Made it back!
Got back late Friday evening (21 Oct 2005).
The trip out to lower central Colorado was uneventful with good clear weather and no delays. We zero-checked the rifles at ~7,900 ASL (100 yard and 300 yards) and headed up to set up camp near Osier Park at 10,000 ASL
just to the west of the shown trail as it goes north at the small stand of trees between the two creeks.
Early Saturday morning Cheryl (my wife of 31 years) and I headed out for a hunt and stroll (I hunt and she tags along). We began moving (walking) a little past day break (0700 +-) once I was sure the hunter orange outfits were clearly visible. We walked about a mile (walk & stalk) jumping up at least one set of large critters (deer or elk as we didn't clearly see them) before we stumbled onto a fine confluence of ridges that screamed "good hunting spot". We weren't there, on the ridge for more than 3 or 5 minutes before two young bull elk crashed onto the top of the ridge in front of us and stopped. The smaller of the two stopped in clear view and the other stopped just to the right of the line from me to the first (smaller) bull in the Aspens. I verified the easy bull as legal and did a very quick check for a visual on the second bull but he was not in clear view... From about 80 yards the bull looked huge in the 3.5 x 10 x 40 Leupold even on low power (stalking power). I centered the crosshair onto the left front shoulder of the quartering-to elk and let the "Monkey Blaster" take over. The big 260 grain Accubond from the 375 H&H hit the elk square in the front left upper leg bone and penetrated into the chest cavity for what turned out to be a lethal-in-short-order impact. I quickly chambered a new round placing the expended brass in my left front bluejean pocket (cowboy or redneck-camo) saw the now dead-but-slowly-walking/limping elk move toward a clump of Juniper. I did a half-step forward to get a look at the other bull, the second bull stayed in place for only a second or two once I plainly saw him, he was a little larger than the other but still nothing in the true trophy class, probably a young, low-mass 5x6, tall main beams but lacking mass and spread.
Cheryl and I waited for a few minutes allowing the elk time to expire undisturbed before we walked to the site of the impact. There we examined the scene reading the tracks for the bits of story they could tell, the hurried arrival, the short wait and the quick turn and slow walk away. There was no sign of hair or blood just at the impact site but blood did begin to show within about 5 yards, small drops of blood on the patches of snow. After about 10 yards I could see the bull on the ground laying on his right side facing uphill between two Junipers. He had curled a little and placed his head near his left chest-abdomen as if he were going to sleep rather than dying. I did the standard rear approach and poke ritual before Cheryl came full on-site and we admired the fine animal, they (elk) are truly a beautiful and magnificent beast.

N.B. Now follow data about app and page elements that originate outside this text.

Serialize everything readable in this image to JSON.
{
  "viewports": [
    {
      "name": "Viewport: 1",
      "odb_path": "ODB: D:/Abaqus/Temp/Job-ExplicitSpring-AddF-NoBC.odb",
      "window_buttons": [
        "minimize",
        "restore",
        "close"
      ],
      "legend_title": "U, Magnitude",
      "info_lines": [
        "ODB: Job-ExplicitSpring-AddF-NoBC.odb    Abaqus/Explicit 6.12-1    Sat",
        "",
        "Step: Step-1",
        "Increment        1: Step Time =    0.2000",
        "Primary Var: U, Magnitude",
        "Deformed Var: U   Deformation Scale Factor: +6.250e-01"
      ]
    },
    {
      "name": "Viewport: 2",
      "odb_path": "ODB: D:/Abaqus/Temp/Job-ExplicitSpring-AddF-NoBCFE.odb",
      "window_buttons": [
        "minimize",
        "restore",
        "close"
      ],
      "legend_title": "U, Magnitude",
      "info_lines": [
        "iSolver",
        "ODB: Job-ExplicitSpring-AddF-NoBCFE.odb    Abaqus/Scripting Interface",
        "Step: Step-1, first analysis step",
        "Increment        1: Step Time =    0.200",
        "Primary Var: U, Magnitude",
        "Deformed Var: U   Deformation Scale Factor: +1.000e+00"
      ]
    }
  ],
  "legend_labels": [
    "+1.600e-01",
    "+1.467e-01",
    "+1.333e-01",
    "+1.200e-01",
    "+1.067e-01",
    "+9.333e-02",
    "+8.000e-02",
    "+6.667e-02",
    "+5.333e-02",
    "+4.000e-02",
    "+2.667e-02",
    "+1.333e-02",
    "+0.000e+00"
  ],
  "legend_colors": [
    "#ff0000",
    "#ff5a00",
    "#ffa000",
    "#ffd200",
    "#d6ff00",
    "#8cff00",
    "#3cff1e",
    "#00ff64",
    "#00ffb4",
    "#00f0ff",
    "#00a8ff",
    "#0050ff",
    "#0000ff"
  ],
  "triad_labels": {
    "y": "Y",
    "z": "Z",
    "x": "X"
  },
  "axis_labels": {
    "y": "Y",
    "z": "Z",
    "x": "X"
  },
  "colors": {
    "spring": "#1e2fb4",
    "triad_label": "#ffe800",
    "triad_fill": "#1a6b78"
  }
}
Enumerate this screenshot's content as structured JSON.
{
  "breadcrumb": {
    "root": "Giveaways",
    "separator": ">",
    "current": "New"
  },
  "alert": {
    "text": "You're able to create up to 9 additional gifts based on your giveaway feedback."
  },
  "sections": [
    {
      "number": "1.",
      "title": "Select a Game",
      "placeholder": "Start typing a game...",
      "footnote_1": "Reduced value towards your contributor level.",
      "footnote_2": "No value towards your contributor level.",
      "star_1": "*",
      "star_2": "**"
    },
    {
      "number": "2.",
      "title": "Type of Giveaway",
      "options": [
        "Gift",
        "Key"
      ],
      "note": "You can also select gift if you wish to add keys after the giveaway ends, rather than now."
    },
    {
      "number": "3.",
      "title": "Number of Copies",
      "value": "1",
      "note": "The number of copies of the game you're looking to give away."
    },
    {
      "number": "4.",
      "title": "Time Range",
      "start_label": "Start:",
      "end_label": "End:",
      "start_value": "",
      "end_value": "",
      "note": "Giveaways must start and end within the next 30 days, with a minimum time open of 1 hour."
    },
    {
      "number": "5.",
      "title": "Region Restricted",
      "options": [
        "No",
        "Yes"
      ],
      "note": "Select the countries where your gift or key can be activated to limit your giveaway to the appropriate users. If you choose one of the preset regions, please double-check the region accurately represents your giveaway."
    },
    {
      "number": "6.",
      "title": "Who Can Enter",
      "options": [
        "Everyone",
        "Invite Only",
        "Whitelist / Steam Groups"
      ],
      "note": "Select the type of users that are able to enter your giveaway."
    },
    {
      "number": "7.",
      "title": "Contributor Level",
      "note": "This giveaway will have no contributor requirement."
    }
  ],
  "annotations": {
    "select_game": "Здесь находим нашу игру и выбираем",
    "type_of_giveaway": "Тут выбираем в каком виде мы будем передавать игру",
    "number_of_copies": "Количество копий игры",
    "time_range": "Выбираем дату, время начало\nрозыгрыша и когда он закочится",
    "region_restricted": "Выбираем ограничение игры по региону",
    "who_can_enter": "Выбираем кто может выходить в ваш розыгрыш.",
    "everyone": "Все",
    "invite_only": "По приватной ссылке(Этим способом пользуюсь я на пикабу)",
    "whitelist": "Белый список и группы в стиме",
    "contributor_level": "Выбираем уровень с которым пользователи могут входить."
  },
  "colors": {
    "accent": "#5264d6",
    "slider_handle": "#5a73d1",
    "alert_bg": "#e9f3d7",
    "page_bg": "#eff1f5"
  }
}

I marked the position with the GPS and headed for camp (.65 miles to the south-west away) to see if I could get the truck closer to the elk to make the drag shorter. As it turned out there was a jeep trail just 260 yards away (and mostly down a gentle slope) from the fallen elk. Once I had moved the truck and dressed the elk Cheryl and I had only a little trouble dragging the elk to within 70 yards of the truck before others from our hunting group came and helped with the last little bit. Had there not been snow I don’t believe we could have moved the elk more that 5 or 10 yards total. The elk was a small 4x5 and the folks I left the meat with were pleased as they thought the older/larger bulls were a tough meal by comparison to young cows and small bulls.
All-in-all I had a fine hunting and camping event. I saw many elk and had a fine time with friends and also enjoying the outdoors.
All tallied, I drove about 4,200 miles, spent 5 nights in hotels, slept in a tent 4 nights, sunburned my face and lips to crimson, drove & crabbed about 100 miles on “jeep” trails sometimes requiring “low-range” 4-wheel-drive, fired one round while hunting, saw 6 nice bull elk, 14 nice Mule deer bucks (3 were massive and definitely “shooters”).
On this teraserver image I hunted in Section 13, we had camp very near the bottom left corner (south-west) and I shot the elk just above center (north-east) very near where the 9600 terrain-line makes the little loop.